Canada is lucky in that it has a variety of complementary savings and investment options, with tax-advantaged and high-interest features encouraging those of all income levels to tuck away as much as possible. Regardless of your goal, it’s never too late to start organizing and optimizing your money.


  • How much money should I save each month?


    The 50/30/20 rule is a popular method for dividing monthly income among different categories. According to this budgeting rule, 50% of your monthly income should be allocated for essential expenses like housing, groceries, and transportation. The next 30% can be reserved for discretionary spending on wants and non-essential items. Finally, 20% of your income should be saved for future financial goals.

  • How to calculate savings percentage


    The savings rate (SR) is calculated by dividing your savings by your income. Savings is determined by subtracting your expenses from your income. Therefore, the formula for the savings rate is: SR = (Income after tax - spending) / (Income after tax).

  • How is savings account interest calculated?

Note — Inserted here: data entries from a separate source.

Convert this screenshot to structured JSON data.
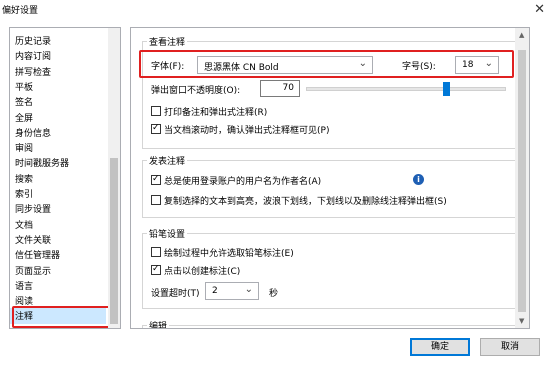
{
  "window": {
    "title": "偏好设置",
    "close_label": "✕"
  },
  "sidebar": {
    "items": [
      "历史记录",
      "内容订阅",
      "拼写检查",
      "平板",
      "签名",
      "全屏",
      "身份信息",
      "审阅",
      "时间戳服务器",
      "搜索",
      "索引",
      "同步设置",
      "文档",
      "文件关联",
      "信任管理器",
      "页面显示",
      "语言",
      "阅读",
      "注释"
    ],
    "selected": "注释"
  },
  "view_group": {
    "title": "查看注释",
    "font_label": "字体(F):",
    "font_value": "思源黑体 CN Bold",
    "size_label": "字号(S):",
    "size_value": "18",
    "opacity_label": "弹出窗口不透明度(O):",
    "opacity_value": "70",
    "opacity_level_percent": 70,
    "print_label": "打印备注和弹出式注释(R)",
    "print_checked": false,
    "scroll_label": "当文档滚动时，确认弹出式注释框可见(P)",
    "scroll_checked": true
  },
  "publish_group": {
    "title": "发表注释",
    "username_label": "总是使用登录账户的用户名为作者名(A)",
    "username_checked": true,
    "info_icon": "info-icon",
    "copy_label": "复制选择的文本到高亮，波浪下划线，下划线以及删除线注释弹出框(S)",
    "copy_checked": false
  },
  "pencil_group": {
    "title": "铅笔设置",
    "select_label": "绘制过程中允许选取铅笔标注(E)",
    "select_checked": false,
    "click_label": "点击以创建标注(C)",
    "click_checked": true,
    "timeout_label": "设置超时(T)",
    "timeout_value": "2",
    "timeout_unit": "秒"
  },
  "edit_group": {
    "title": "编辑"
  },
  "footer": {
    "ok_label": "确定",
    "cancel_label": "取消"
  },
  "colors": {
    "accent": "#0078d7",
    "highlight": "#e02020",
    "selection": "#cce8ff"
  }
}
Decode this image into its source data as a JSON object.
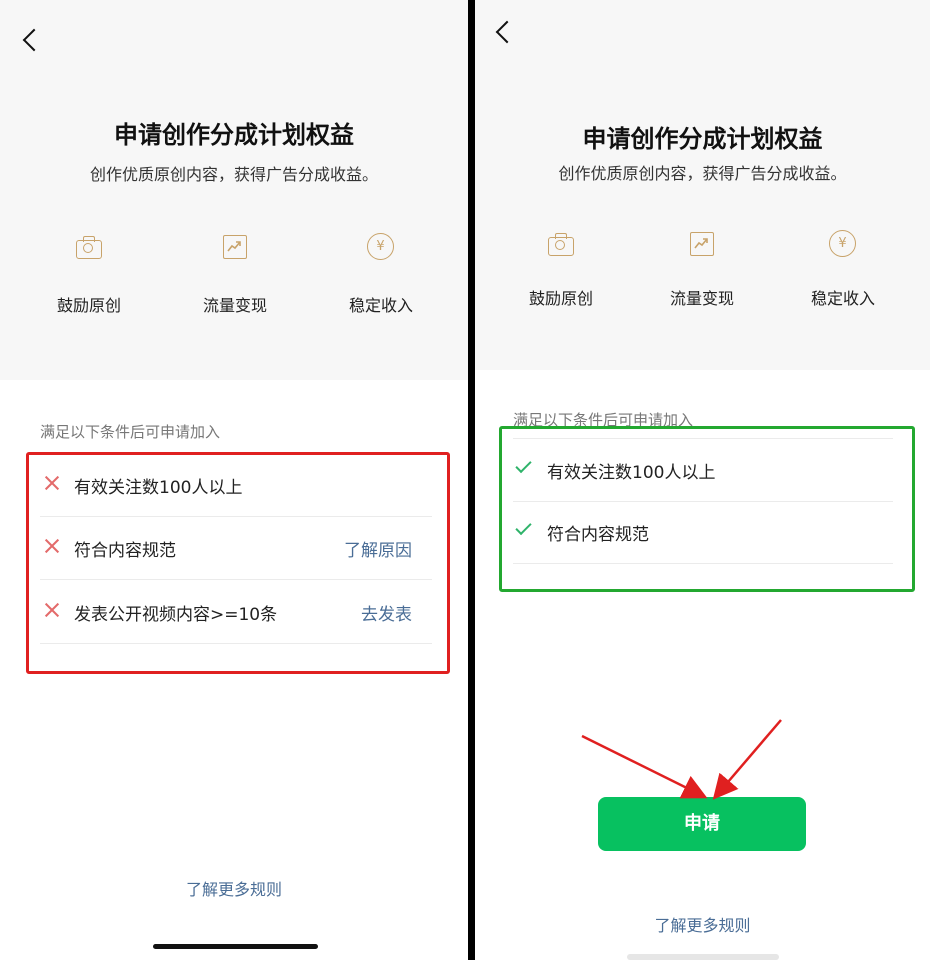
{
  "left": {
    "title": "申请创作分成计划权益",
    "subtitle": "创作优质原创内容，获得广告分成收益。",
    "features": [
      {
        "icon": "camera-icon",
        "label": "鼓励原创"
      },
      {
        "icon": "trend-chart-icon",
        "label": "流量变现"
      },
      {
        "icon": "yen-icon",
        "label": "稳定收入"
      }
    ],
    "conditions_label": "满足以下条件后可申请加入",
    "conditions": [
      {
        "text": "有效关注数100人以上",
        "action": ""
      },
      {
        "text": "符合内容规范",
        "action": "了解原因"
      },
      {
        "text": "发表公开视频内容>=10条",
        "action": "去发表"
      }
    ],
    "more_rules": "了解更多规则",
    "colors": {
      "highlight": "#e02020",
      "fail": "#e36a6a"
    }
  },
  "right": {
    "title": "申请创作分成计划权益",
    "subtitle": "创作优质原创内容，获得广告分成收益。",
    "features": [
      {
        "icon": "camera-icon",
        "label": "鼓励原创"
      },
      {
        "icon": "trend-chart-icon",
        "label": "流量变现"
      },
      {
        "icon": "yen-icon",
        "label": "稳定收入"
      }
    ],
    "conditions_label": "满足以下条件后可申请加入",
    "conditions": [
      {
        "text": "有效关注数100人以上"
      },
      {
        "text": "符合内容规范"
      }
    ],
    "apply_button": "申请",
    "more_rules": "了解更多规则",
    "colors": {
      "highlight": "#23a830",
      "pass": "#2fb36a",
      "button": "#07c160",
      "arrow": "#e02020"
    }
  }
}
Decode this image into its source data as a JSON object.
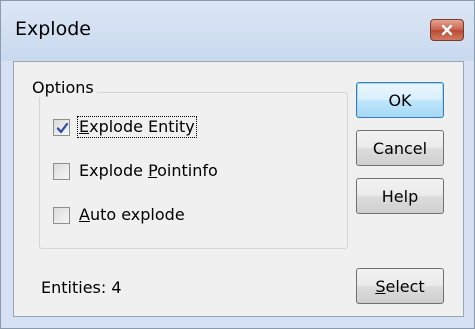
{
  "dialog": {
    "title": "Explode"
  },
  "options": {
    "group_label": "Options",
    "items": [
      {
        "pre": "",
        "accel": "E",
        "post": "xplode Entity",
        "checked": true
      },
      {
        "pre": "Explode ",
        "accel": "P",
        "post": "ointinfo",
        "checked": false
      },
      {
        "pre": "",
        "accel": "A",
        "post": "uto explode",
        "checked": false
      }
    ]
  },
  "buttons": {
    "ok_label": "OK",
    "cancel_label": "Cancel",
    "help_label": "Help",
    "select_accel": "S",
    "select_rest": "elect"
  },
  "status": {
    "entities_text": "Entities: 4"
  },
  "icons": {
    "close": "close-icon",
    "check": "checkmark-icon"
  },
  "colors": {
    "close_button": "#c7604b",
    "default_button_border": "#3c7fb1",
    "check_mark": "#2c4aa8"
  }
}
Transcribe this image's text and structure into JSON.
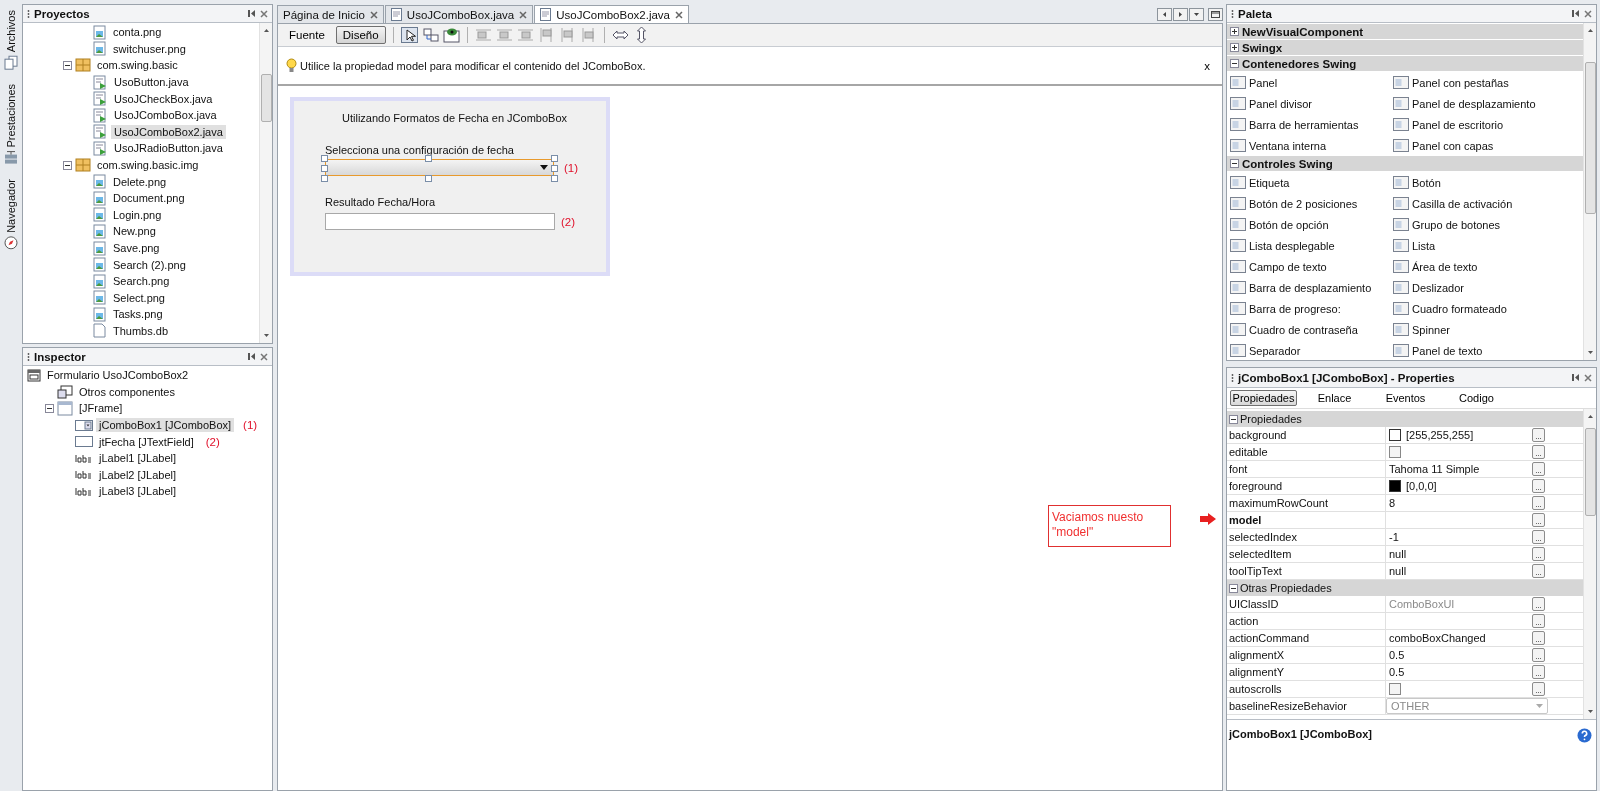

    When it comes to bank accounts, interest rates are typically provided by all banks. Calculating the simple interest rate involves multiplying the initial deposit or principal by the annual rate of interest and then multiplying it by the length of time (which is usually measured in months or years).

About our author

Nate Siegel
Nate Siegel, Author

Nathan Siegel has a professional and educational passion for finance. He follows trends in the Canadian banking sector, compares competing products, and pores over fine print to make personal finance choices easier for Canadian consumers. In his spare time he loves running, swimming, and dogs of all kinds.


The content provided on Money.ca is information to help users become financially literate. It is neither tax nor legal advice, is not intended to be relied upon as a forecast, research or investment advice, and is not a recommendation, offer or solicitation to buy or sell any securities or to adopt any investment strategy. Tax, investment and all other decisions should be made, as appropriate, only with guidance from a qualified professional. We make no representation or warranty of any kind, either express or implied, with respect to the data provided, the timeliness thereof, the results to be obtained by the use thereof or any other matter.